It will fall to Mr Swinney to determine whether or not that investigation takes place. We are not confident that he has either the strength of character to do that, or the financial resources to compensate staff and families for the damage that he and others have done if it can be shown that his department was responsible for what happened.

This is no conspiracy theory. The closure and the manner of the closure were predicted by the Head of School even when things appeared to be going swimmingly well with the arrival of Witherslack in June and the signing of a management takeover in August.

The poor old Board of Governors was caught in the headlights. Befuddled and confused, they did everything the regulators told them to do and thus abandoned the one responsibility that they had, which was to safeguard the welfare of some of Scotland’s most vulnerable young people. They could have challenged the improvement notice but did not do so. They could have rejected calls to suspend the Head, but chose not to do so. They could have insisted that decisons made about the school were based on evidence and not Chinese whispers, but they chose not to do so.

Within hours of the closure announcement, it was parents themselves who began to question why the board chose to do this within 5 days when it made no financial sense. Fees from the authorities had already been collected and substantial sums would now have to be returned, thus depriving staff of the notice pay to which they were entitled.
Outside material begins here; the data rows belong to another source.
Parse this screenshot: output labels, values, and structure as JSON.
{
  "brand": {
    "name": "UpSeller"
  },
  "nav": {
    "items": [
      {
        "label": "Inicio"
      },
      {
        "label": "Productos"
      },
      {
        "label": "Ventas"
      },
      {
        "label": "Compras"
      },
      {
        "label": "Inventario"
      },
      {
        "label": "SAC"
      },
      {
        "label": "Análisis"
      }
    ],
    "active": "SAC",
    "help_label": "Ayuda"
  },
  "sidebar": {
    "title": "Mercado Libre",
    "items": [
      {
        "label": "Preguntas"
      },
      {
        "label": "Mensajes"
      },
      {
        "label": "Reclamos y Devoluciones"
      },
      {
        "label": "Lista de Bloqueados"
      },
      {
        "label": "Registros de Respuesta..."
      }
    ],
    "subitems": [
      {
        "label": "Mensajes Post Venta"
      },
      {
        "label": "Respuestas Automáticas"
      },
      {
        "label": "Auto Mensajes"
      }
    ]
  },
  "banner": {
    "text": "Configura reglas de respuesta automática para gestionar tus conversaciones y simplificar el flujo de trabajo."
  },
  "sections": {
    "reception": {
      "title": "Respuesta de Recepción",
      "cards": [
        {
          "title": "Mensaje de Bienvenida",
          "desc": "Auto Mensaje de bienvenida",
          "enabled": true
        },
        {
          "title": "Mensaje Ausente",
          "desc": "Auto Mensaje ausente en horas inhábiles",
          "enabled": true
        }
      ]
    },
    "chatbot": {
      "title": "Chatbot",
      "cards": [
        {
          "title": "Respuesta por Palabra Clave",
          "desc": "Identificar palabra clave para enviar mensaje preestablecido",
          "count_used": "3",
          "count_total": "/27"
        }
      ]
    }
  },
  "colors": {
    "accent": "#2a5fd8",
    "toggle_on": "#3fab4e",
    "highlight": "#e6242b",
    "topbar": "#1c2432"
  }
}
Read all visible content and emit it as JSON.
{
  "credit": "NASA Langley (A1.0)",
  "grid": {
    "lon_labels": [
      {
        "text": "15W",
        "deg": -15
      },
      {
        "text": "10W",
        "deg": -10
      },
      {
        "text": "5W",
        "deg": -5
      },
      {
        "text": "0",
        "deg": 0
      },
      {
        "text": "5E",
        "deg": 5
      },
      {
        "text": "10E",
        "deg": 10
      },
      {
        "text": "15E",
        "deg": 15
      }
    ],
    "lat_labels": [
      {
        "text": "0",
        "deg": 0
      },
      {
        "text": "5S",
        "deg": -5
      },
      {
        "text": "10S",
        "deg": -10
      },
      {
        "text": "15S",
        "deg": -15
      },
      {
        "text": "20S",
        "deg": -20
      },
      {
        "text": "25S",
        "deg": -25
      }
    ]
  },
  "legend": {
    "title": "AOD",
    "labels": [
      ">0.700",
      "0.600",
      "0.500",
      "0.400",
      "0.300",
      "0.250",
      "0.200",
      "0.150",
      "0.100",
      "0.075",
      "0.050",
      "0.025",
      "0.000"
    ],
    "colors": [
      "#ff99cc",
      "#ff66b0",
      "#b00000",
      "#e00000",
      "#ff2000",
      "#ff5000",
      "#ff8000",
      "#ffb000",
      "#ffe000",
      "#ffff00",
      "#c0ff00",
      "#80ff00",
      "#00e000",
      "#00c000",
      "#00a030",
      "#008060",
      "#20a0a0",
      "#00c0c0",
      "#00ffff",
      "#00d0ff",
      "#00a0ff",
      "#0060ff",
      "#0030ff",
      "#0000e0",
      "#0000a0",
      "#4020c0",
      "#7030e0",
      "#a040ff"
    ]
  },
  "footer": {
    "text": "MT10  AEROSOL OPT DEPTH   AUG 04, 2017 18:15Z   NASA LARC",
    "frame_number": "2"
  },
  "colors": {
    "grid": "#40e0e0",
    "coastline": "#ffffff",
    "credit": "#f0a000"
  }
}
And most important of all, the abrupt closure meant that proper transitions could not take place for our vulnerable children. Many were traumatised by the sudden decision and the awfulness that ensued in the final four days of term.

And, strangely for public figures who like to hog the limelight when things are going well, they have become invisible and silent.

It all seems to confirm that staff, pupils and families were regarded as mere ‘collateral damage’ in a determination by the authorities to rid Scotland of an expensive but essential educational provision.

Bill Colley